Product name, form, dose, product identifier, quantity
Date and quantity dispenses including weight
Name and registry number of patient
Name, address, and license number of the dispensary
A warning of the product, "This product may cause impairment and may be habit-forming;"
The statement, "This product may be unlawful outside of the State of Ohio;"
If the product is not of plant form material, there should be the following details included: date of product manufacture, list of all ingredients including allergens, and a statement saying, "Caution: When eaten or swallowed, the effects and impairment caused by this drug may be delayed."
Medical cannabis should be in a child-resistant container. All patient records who received the containers shall be kept for a minimum of three years. When being handed over to the qualified patient, the container should be placed inside an opaque bag for proper concealment.
Dispensaries can only operate between 7 am - 9 am ET. There should be at least 2 employees present at the dispensary facility during operational hours. In the event that the dispensary decides to close for more than two days, the license holder shall notify the State Board of Pharmacy.
No. Under H.B. 523, the MMCP prohibits the delivery of medical cannabis to a patient in Delaware County, even medical marijuana cardholders. However, registered caregivers are permitted to deliver medical marijuana to their registered patients. Moreover, medical cannabis delivery is also limited to and from licensed facilities. The transport vehicles used should be from a licensed transporter under the Department of Commerce.
A patient shall first get a medical assessment from a certified registered physician who can recommend medical marijuana. The physician will then create the patient’s profile in the Patient and Caregiver Registry requiring the patient’s valid government identification card. As of February 18, 2022, below are the medical conditions that are accepted to participate in Ohio’s medical marijuana program:
Traumatic brain injury
Spinal cord disease or injury
Sickle cell anemia
post-traumatic stress disorder
Positive status for HIV
Chronic or intractable pain
Inflammatory bowel disease
Chronic traumatic encephalopathy
Amyotrophic lateral sclerosis
Registered patients and caregivers are expected to pay a yearly registration fee of $50 for patients and $25 for caregivers. Registration fees for indigent or veterans are reduced to 50%. They are only required to present the necessary documentation needed found here.
Upon taking a look at the historical sales data of MMCP, prior to the legalization of medical cannabis in the State of Ohio (September 18, 2016), an increase in the sales of marijuana products can be seen from April 30, 2019, which amounted to $5.2 million in medical marijuana product sales earning the state $36,796 in revenue. As of March 2023, the recent data available showed that on March 26, 2023, the total amount of medical marijuana product sales amounted to $1,247,823,002 earning the state $9,674,250 in revenue.
According to the Ohio State University, there is no special tax imposed on medical cannabis purchases. Qualified patients are, however, subject to a regular state tax of 5.25% and a local sales tax of 0.25-2.25%.

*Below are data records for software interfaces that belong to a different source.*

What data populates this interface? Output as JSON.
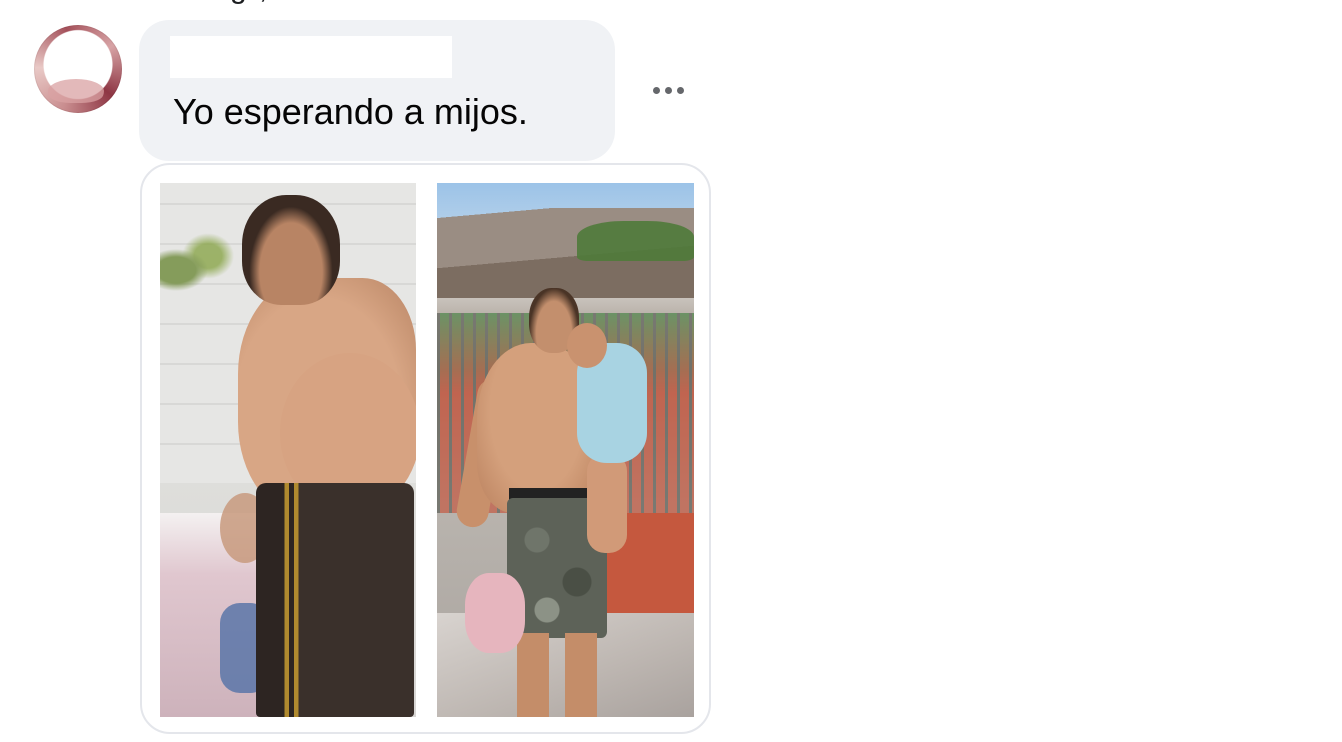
{
  "comment": {
    "author": "",
    "text": "Yo esperando a mijos.",
    "previous_cutoff_text": "g        ,"
  },
  "more_button": {
    "icon": "more-horizontal-icon"
  },
  "attachment": {
    "type": "image",
    "panels": [
      {
        "id": "left",
        "description_icon": "photo"
      },
      {
        "id": "right",
        "description_icon": "photo"
      }
    ]
  },
  "colors": {
    "bubble_bg": "#f0f2f5",
    "text": "#050505",
    "icon_gray": "#65676b",
    "border": "#e4e6eb"
  }
}
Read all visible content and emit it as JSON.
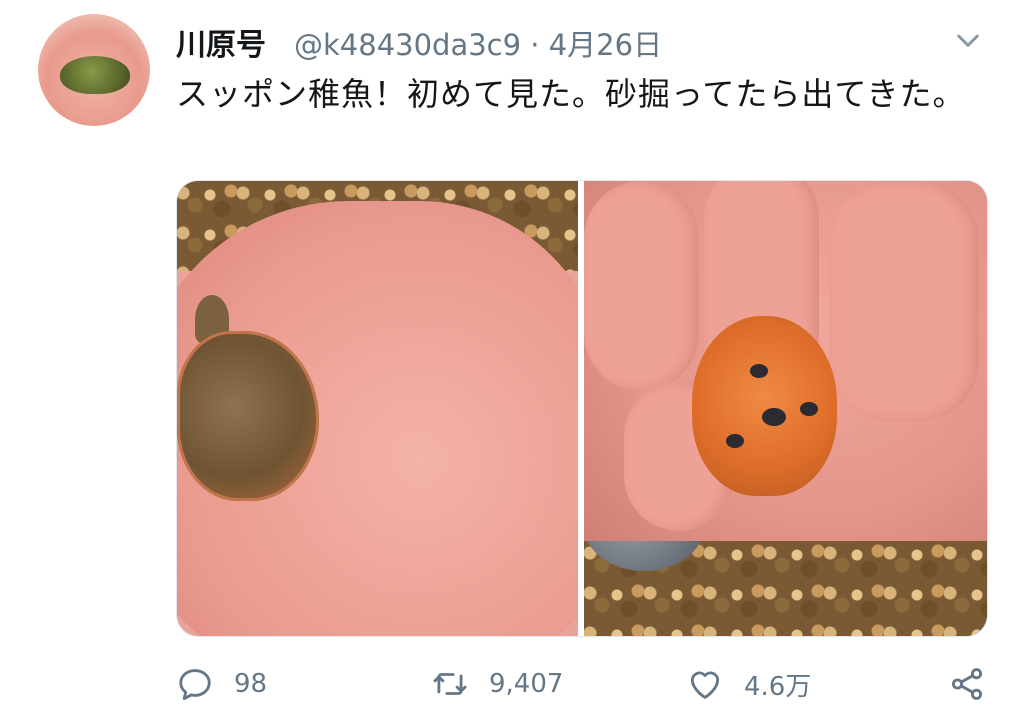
{
  "tweet": {
    "display_name": "川原号",
    "handle": "@k48430da3c9",
    "separator": "·",
    "date": "4月26日",
    "text": "スッポン稚魚！初めて見た。砂掘ってたら出てきた。",
    "media": [
      {
        "icon": "photo-turtle-back"
      },
      {
        "icon": "photo-turtle-belly"
      }
    ],
    "actions": {
      "replies": "98",
      "retweets": "9,407",
      "likes": "4.6万"
    }
  },
  "icons": {
    "more": "chevron-down-icon",
    "reply": "reply-icon",
    "retweet": "retweet-icon",
    "like": "heart-icon",
    "share": "share-icon"
  },
  "colors": {
    "text": "#14171a",
    "secondary": "#657786",
    "border": "#e1e8ed"
  }
}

It was on September 2016 when medical cannabis was legalized in the State of Ohio. Before this, the use and possession of cannabis were illegal and punishable by law.
The data below are based on the available records found on the FBI’s crime explorer under the Delaware County Sheriff’s Office
|Arrest for Marijuana Possession||36||87||104||77||28|
|Arrest for Selling of Marijuana||0||3||1||0||0|
|Driving Under the Influence||42||43||38||53||48|
According to the data collected, it is clear that the rate of arrest for marijuana possession increased despite the legalization of medical marijuana in 2016. In fact, the rate peaked in 2018 before slowly declining from 2019 to 2020.